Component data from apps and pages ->
*-*-*

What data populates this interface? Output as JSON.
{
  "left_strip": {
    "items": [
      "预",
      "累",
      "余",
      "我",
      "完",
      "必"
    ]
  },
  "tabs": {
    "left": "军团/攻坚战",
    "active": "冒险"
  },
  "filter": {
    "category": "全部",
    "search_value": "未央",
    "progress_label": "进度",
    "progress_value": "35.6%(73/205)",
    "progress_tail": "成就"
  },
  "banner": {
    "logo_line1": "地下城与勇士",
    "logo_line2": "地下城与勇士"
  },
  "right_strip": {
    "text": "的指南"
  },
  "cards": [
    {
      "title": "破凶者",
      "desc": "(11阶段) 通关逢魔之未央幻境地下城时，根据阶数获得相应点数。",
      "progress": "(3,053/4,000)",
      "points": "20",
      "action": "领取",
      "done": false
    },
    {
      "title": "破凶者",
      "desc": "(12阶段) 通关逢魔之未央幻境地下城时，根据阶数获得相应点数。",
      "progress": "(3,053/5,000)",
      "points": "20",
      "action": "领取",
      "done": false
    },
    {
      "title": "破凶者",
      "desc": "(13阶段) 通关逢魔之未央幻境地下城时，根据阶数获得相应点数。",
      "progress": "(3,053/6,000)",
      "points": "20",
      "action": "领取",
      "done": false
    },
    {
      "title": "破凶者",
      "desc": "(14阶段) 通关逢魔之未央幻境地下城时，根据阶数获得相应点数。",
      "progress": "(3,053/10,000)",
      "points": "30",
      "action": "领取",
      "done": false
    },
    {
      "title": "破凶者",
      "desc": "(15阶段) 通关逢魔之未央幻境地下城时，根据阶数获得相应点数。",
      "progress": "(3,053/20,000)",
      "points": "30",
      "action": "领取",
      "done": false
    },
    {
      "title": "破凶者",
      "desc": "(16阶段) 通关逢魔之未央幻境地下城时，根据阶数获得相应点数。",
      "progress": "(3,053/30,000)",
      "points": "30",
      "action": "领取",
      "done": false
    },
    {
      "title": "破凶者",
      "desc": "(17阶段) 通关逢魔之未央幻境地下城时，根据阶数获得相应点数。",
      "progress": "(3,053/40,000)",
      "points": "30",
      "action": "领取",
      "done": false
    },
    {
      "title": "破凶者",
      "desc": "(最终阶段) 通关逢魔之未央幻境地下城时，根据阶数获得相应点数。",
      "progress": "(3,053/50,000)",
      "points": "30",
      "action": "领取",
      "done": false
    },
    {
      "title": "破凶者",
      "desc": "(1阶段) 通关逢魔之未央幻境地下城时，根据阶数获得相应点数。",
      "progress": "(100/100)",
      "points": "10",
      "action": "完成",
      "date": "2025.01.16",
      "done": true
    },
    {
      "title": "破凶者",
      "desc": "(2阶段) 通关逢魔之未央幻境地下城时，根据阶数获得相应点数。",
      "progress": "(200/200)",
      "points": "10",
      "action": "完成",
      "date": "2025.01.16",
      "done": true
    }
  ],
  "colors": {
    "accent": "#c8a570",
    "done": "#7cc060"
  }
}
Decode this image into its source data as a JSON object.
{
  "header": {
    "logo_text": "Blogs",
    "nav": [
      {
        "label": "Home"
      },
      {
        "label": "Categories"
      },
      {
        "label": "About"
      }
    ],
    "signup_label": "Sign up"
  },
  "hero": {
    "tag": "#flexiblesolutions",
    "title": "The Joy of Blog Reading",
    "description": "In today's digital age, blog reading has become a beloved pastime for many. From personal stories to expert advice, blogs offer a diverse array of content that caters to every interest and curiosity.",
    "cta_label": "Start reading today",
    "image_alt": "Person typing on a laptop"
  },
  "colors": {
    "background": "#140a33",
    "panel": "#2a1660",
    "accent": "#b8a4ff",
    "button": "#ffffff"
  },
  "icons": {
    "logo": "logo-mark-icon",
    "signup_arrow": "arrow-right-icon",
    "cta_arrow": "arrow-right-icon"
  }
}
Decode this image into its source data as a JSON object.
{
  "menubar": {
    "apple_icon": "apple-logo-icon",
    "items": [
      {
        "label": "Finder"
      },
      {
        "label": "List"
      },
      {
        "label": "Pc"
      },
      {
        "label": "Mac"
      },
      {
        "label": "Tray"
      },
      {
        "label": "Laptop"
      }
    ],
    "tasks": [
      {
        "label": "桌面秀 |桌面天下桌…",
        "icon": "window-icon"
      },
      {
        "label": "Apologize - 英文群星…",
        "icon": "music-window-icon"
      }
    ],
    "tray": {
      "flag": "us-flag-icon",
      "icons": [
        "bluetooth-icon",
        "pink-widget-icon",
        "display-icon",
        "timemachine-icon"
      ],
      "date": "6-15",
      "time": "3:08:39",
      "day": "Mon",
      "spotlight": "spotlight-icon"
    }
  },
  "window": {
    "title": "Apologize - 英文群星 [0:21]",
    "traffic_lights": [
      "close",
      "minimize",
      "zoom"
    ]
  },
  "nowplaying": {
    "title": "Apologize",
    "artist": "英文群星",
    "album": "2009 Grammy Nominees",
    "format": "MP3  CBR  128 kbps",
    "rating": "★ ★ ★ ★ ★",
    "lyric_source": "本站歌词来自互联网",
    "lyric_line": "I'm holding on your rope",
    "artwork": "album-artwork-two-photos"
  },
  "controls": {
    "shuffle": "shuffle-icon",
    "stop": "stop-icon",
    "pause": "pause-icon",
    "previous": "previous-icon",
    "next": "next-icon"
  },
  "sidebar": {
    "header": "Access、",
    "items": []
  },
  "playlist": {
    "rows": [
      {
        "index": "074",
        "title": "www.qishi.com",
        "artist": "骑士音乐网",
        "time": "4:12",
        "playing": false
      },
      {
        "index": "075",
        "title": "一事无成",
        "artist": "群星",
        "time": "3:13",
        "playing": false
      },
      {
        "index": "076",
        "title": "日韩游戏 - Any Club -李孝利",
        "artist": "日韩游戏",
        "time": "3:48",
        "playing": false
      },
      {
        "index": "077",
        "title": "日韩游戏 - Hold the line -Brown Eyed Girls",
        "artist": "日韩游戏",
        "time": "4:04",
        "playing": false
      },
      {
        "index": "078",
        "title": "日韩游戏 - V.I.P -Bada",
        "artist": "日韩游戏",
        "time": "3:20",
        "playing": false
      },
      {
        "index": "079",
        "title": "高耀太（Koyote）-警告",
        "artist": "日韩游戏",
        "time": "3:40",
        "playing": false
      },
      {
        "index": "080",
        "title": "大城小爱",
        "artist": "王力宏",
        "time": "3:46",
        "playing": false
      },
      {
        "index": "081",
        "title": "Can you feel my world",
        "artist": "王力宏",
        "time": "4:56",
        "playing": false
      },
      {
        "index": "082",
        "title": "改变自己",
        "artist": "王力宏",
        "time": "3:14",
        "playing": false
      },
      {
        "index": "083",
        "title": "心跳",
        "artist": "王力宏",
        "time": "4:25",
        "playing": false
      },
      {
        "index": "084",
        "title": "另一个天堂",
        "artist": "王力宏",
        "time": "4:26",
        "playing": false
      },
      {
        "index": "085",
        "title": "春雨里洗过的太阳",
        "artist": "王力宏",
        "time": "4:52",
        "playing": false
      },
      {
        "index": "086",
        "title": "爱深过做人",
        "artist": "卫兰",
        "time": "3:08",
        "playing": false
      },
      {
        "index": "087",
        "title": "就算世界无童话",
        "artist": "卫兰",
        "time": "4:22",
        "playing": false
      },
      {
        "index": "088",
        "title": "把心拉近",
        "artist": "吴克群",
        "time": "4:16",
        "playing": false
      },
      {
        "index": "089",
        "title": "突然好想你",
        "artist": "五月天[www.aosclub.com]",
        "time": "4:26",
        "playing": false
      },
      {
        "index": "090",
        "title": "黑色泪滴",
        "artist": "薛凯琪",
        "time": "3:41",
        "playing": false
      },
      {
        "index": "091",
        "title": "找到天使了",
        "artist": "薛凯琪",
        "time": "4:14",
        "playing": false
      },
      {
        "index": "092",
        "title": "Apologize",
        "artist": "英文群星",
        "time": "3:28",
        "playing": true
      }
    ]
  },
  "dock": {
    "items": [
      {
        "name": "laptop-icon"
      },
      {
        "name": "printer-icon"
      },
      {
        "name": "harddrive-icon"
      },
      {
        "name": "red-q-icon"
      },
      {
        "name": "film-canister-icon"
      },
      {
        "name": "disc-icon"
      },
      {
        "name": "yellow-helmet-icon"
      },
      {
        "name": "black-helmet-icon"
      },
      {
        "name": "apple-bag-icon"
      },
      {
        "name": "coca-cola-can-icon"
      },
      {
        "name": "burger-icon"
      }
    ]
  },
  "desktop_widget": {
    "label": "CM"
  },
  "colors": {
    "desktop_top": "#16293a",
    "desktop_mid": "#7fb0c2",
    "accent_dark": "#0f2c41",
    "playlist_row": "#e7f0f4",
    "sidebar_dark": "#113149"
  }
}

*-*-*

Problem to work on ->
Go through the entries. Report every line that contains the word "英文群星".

Expected output ->
        "label": "Apologize - 英文群星…",
    "title": "Apologize - 英文群星 [0:21]",
    "artist": "英文群星",
        "artist": "英文群星",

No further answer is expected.